Each line in these records that contains "title" counts once. Give the number only.

** Opening Given records block **

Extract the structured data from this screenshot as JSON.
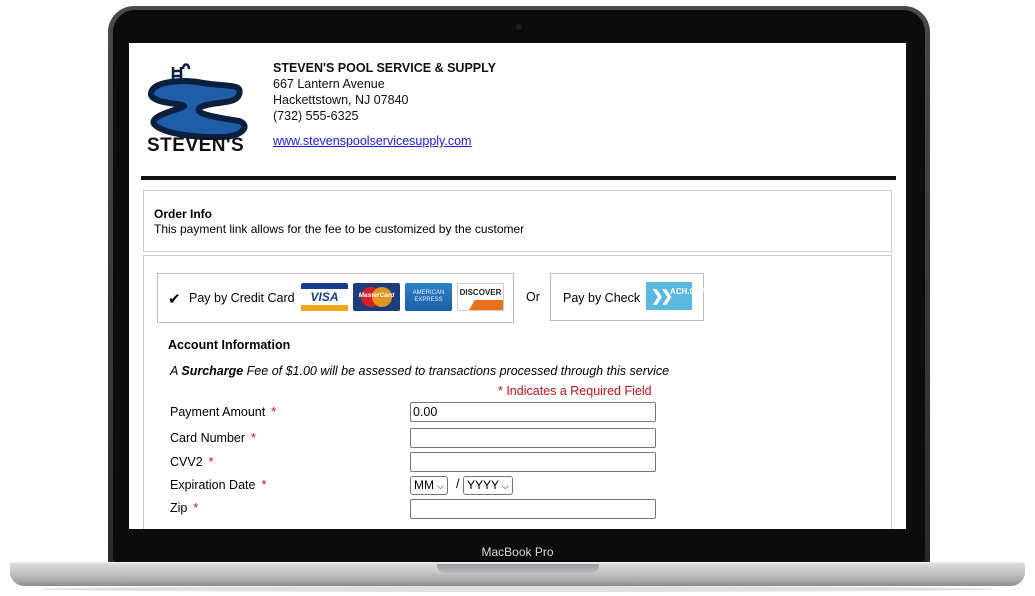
{
  "device": {
    "label": "MacBook Pro"
  },
  "merchant": {
    "logo_text": "STEVEN'S",
    "name": "STEVEN'S POOL SERVICE & SUPPLY",
    "address_line1": "667 Lantern Avenue",
    "address_line2": "Hackettstown, NJ 07840",
    "phone": "(732) 555-6325",
    "website": "www.stevenspoolservicesupply.com"
  },
  "order": {
    "title": "Order Info",
    "description": "This payment link allows for the fee to be customized by the customer"
  },
  "payment_methods": {
    "credit_card_label": "Pay by Credit Card",
    "card_brands": [
      "VISA",
      "MasterCard",
      "AMERICAN EXPRESS",
      "DISCOVER"
    ],
    "or_label": "Or",
    "check_label": "Pay by Check",
    "ach_badge": "ACH.COM",
    "selected": "credit_card"
  },
  "account": {
    "title": "Account Information",
    "surcharge_prefix": "A ",
    "surcharge_bold": "Surcharge",
    "surcharge_suffix": " Fee of $1.00 will be assessed to transactions processed through this service",
    "required_note": "* Indicates a Required Field",
    "fields": {
      "payment_amount": {
        "label": "Payment Amount",
        "value": "0.00"
      },
      "card_number": {
        "label": "Card Number",
        "value": ""
      },
      "cvv2": {
        "label": "CVV2",
        "value": ""
      },
      "expiration": {
        "label": "Expiration Date",
        "month": "MM",
        "year": "YYYY",
        "separator": "/"
      },
      "zip": {
        "label": "Zip",
        "value": ""
      }
    },
    "required_marker": "*"
  },
  "colors": {
    "required": "#c0101e",
    "link": "#1a1adb",
    "logo_blue": "#1f5fa8",
    "ach": "#5bb8e0"
  }
}
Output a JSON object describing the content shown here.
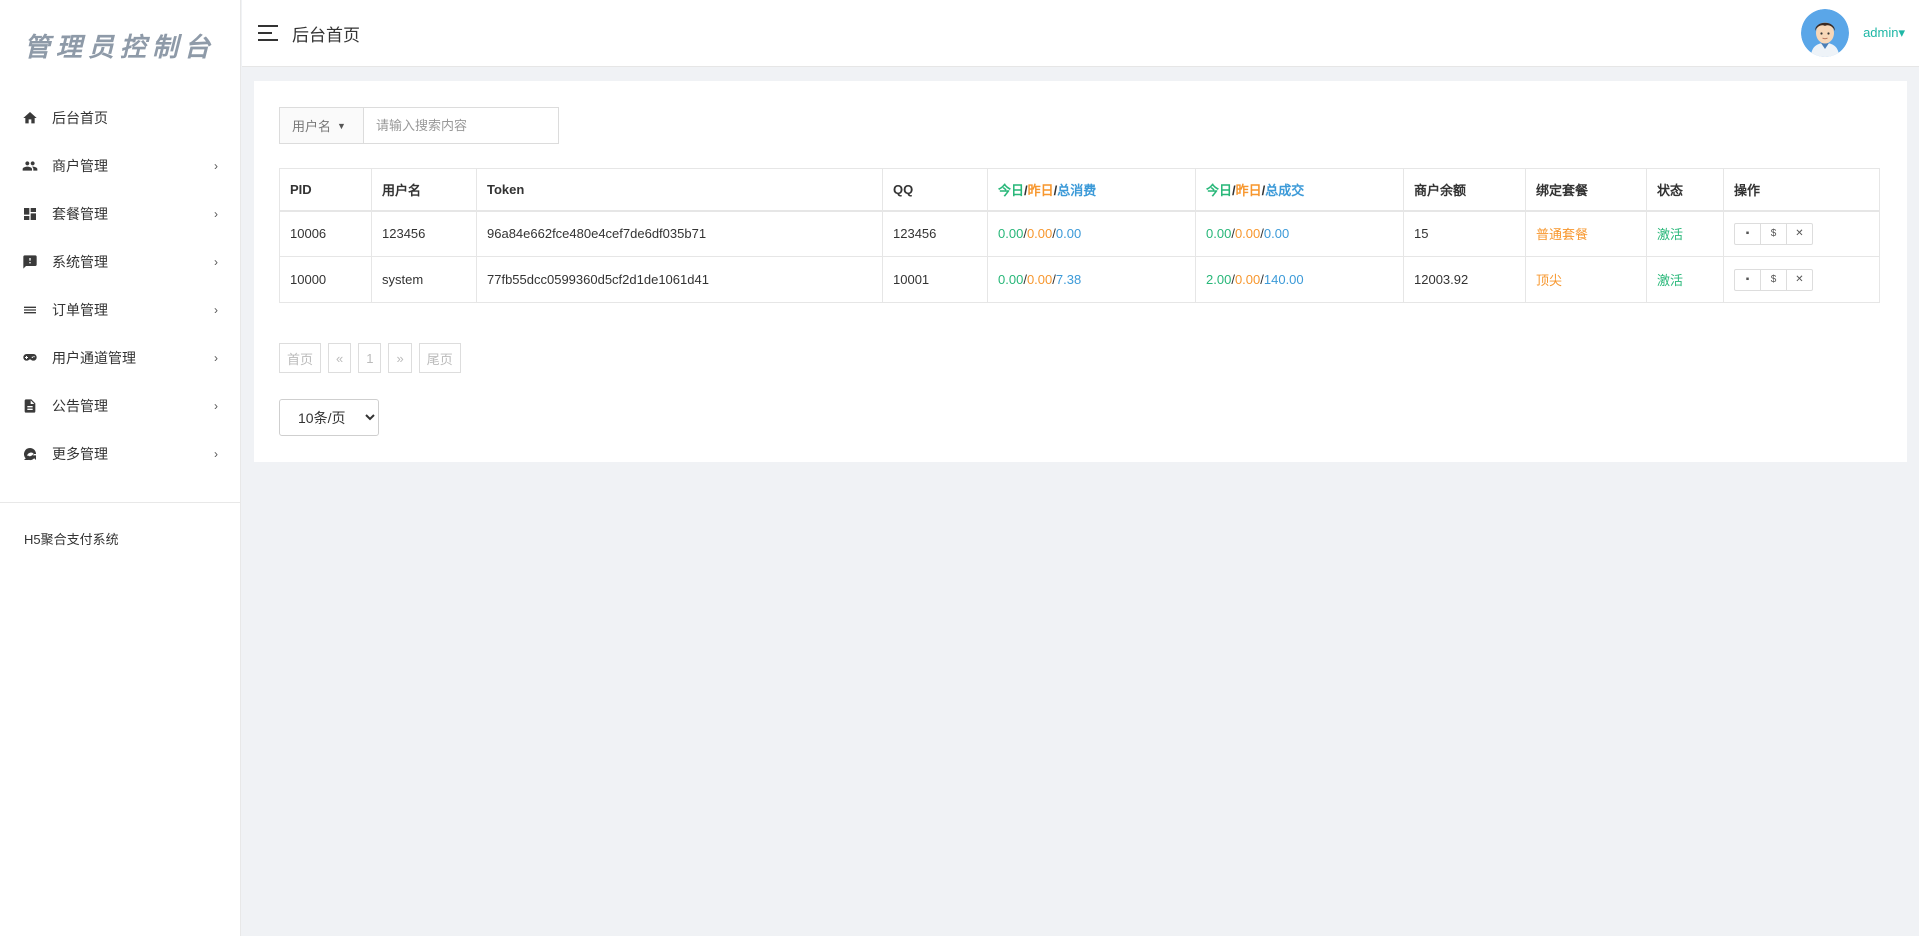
{
  "sidebar": {
    "logo": "管理员控制台",
    "items": [
      {
        "label": "后台首页",
        "icon": "home-icon",
        "chevron": ""
      },
      {
        "label": "商户管理",
        "icon": "users-icon",
        "chevron": "›"
      },
      {
        "label": "套餐管理",
        "icon": "dashboard-icon",
        "chevron": "›"
      },
      {
        "label": "系统管理",
        "icon": "feedback-icon",
        "chevron": "›"
      },
      {
        "label": "订单管理",
        "icon": "list-icon",
        "chevron": "›"
      },
      {
        "label": "用户通道管理",
        "icon": "gamepad-icon",
        "chevron": "›"
      },
      {
        "label": "公告管理",
        "icon": "document-icon",
        "chevron": "›"
      },
      {
        "label": "更多管理",
        "icon": "more-icon",
        "chevron": "›"
      }
    ],
    "footer": "H5聚合支付系统"
  },
  "header": {
    "title": "后台首页",
    "user": "admin▾"
  },
  "search": {
    "field": "用户名",
    "caret": "▼",
    "placeholder": "请输入搜索内容"
  },
  "table": {
    "headers": {
      "pid": "PID",
      "username": "用户名",
      "token": "Token",
      "qq": "QQ",
      "consume": {
        "today": "今日",
        "sep1": "/",
        "yesterday": "昨日",
        "sep2": "/",
        "total": "总消费"
      },
      "deal": {
        "today": "今日",
        "sep1": "/",
        "yesterday": "昨日",
        "sep2": "/",
        "total": "总成交"
      },
      "balance": "商户余额",
      "package": "绑定套餐",
      "status": "状态",
      "actions": "操作"
    },
    "rows": [
      {
        "pid": "10006",
        "username": "123456",
        "token": "96a84e662fce480e4cef7de6df035b71",
        "qq": "123456",
        "consume": {
          "today": "0.00",
          "sep1": "/",
          "yesterday": "0.00",
          "sep2": "/",
          "total": "0.00"
        },
        "deal": {
          "today": "0.00",
          "sep1": "/",
          "yesterday": "0.00",
          "sep2": "/",
          "total": "0.00"
        },
        "balance": "15",
        "package": "普通套餐",
        "status": "激活",
        "ops": {
          "msg": "▪",
          "money": "$",
          "del": "✕"
        }
      },
      {
        "pid": "10000",
        "username": "system",
        "token": "77fb55dcc0599360d5cf2d1de1061d41",
        "qq": "10001",
        "consume": {
          "today": "0.00",
          "sep1": "/",
          "yesterday": "0.00",
          "sep2": "/",
          "total": "7.38"
        },
        "deal": {
          "today": "2.00",
          "sep1": "/",
          "yesterday": "0.00",
          "sep2": "/",
          "total": "140.00"
        },
        "balance": "12003.92",
        "package": "顶尖",
        "status": "激活",
        "ops": {
          "msg": "▪",
          "money": "$",
          "del": "✕"
        }
      }
    ]
  },
  "pager": {
    "first": "首页",
    "prev": "«",
    "page": "1",
    "next": "»",
    "last": "尾页"
  },
  "per_page": {
    "selected": "10条/页"
  },
  "colors": {
    "green": "#28b779",
    "orange": "#f7972e",
    "blue": "#3c9ad8",
    "accent": "#1fb7a6"
  }
}
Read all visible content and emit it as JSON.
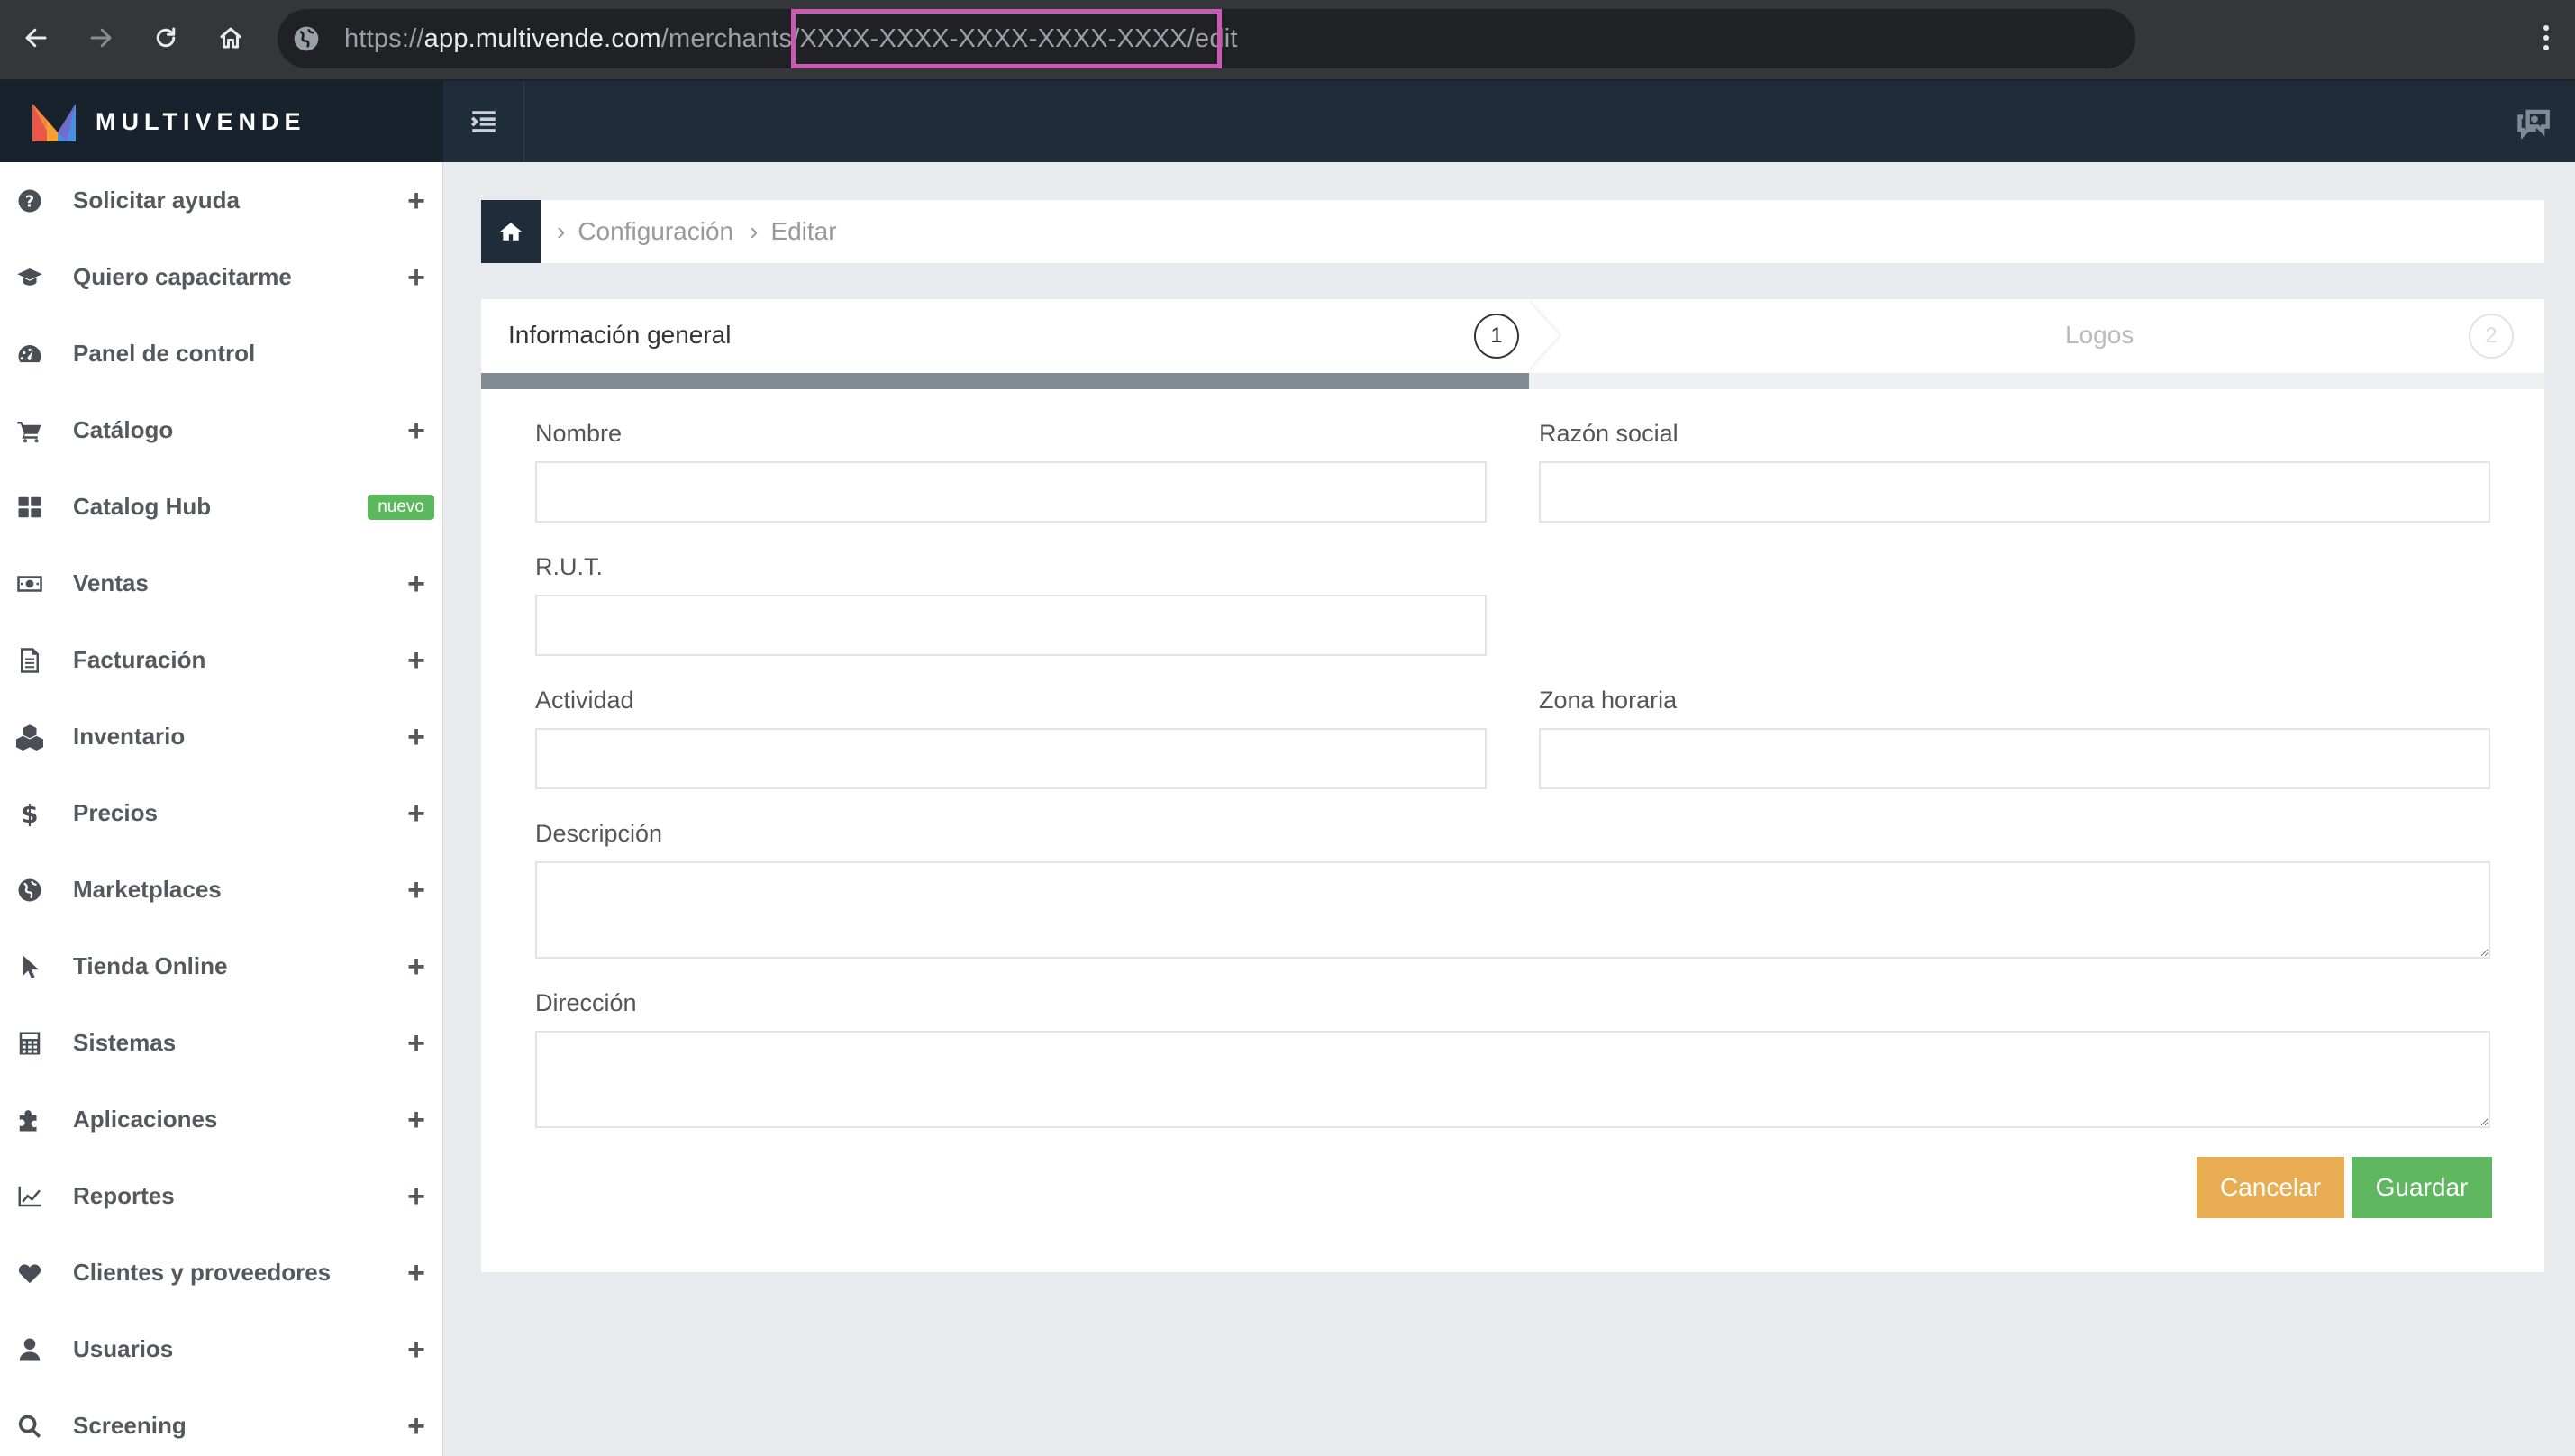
{
  "browser": {
    "url_prefix": "https://",
    "url_host": "app.multivende.com",
    "url_path": "/merchants/XXXX-XXXX-XXXX-XXXX-XXXX/edit"
  },
  "app": {
    "brand_name": "MULTIVENDE"
  },
  "sidebar": {
    "items": [
      {
        "label": "Solicitar ayuda",
        "icon": "question-circle-icon",
        "expand": "+"
      },
      {
        "label": "Quiero capacitarme",
        "icon": "graduation-cap-icon",
        "expand": "+"
      },
      {
        "label": "Panel de control",
        "icon": "dashboard-gauge-icon",
        "expand": ""
      },
      {
        "label": "Catálogo",
        "icon": "shopping-cart-icon",
        "expand": "+"
      },
      {
        "label": "Catalog Hub",
        "icon": "grid-icon",
        "badge": "nuevo"
      },
      {
        "label": "Ventas",
        "icon": "money-bill-icon",
        "expand": "+"
      },
      {
        "label": "Facturación",
        "icon": "file-text-icon",
        "expand": "+"
      },
      {
        "label": "Inventario",
        "icon": "cubes-icon",
        "expand": "+"
      },
      {
        "label": "Precios",
        "icon": "dollar-icon",
        "expand": "+"
      },
      {
        "label": "Marketplaces",
        "icon": "globe-icon",
        "expand": "+"
      },
      {
        "label": "Tienda Online",
        "icon": "mouse-pointer-icon",
        "expand": "+"
      },
      {
        "label": "Sistemas",
        "icon": "calculator-icon",
        "expand": "+"
      },
      {
        "label": "Aplicaciones",
        "icon": "puzzle-piece-icon",
        "expand": "+"
      },
      {
        "label": "Reportes",
        "icon": "line-chart-icon",
        "expand": "+"
      },
      {
        "label": "Clientes y proveedores",
        "icon": "heart-icon",
        "expand": "+"
      },
      {
        "label": "Usuarios",
        "icon": "user-icon",
        "expand": "+"
      },
      {
        "label": "Screening",
        "icon": "search-icon",
        "expand": "+"
      }
    ]
  },
  "breadcrumb": {
    "items": [
      "Configuración",
      "Editar"
    ]
  },
  "wizard": {
    "steps": [
      {
        "title": "Información general",
        "number": "1"
      },
      {
        "title": "Logos",
        "number": "2"
      }
    ],
    "progress_fraction": 0.508
  },
  "form": {
    "nombre": {
      "label": "Nombre",
      "value": ""
    },
    "razon_social": {
      "label": "Razón social",
      "value": ""
    },
    "rut": {
      "label": "R.U.T.",
      "value": ""
    },
    "actividad": {
      "label": "Actividad",
      "value": ""
    },
    "zona_horaria": {
      "label": "Zona horaria",
      "value": ""
    },
    "descripcion": {
      "label": "Descripción",
      "value": ""
    },
    "direccion": {
      "label": "Dirección",
      "value": ""
    },
    "cancel_label": "Cancelar",
    "save_label": "Guardar"
  },
  "colors": {
    "topbar": "#1f2d3b",
    "cancel": "#e8ad52",
    "save": "#5fb760",
    "badge": "#5cb85c",
    "url_highlight": "#c95ab4"
  }
}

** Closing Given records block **

Solution for this task:
5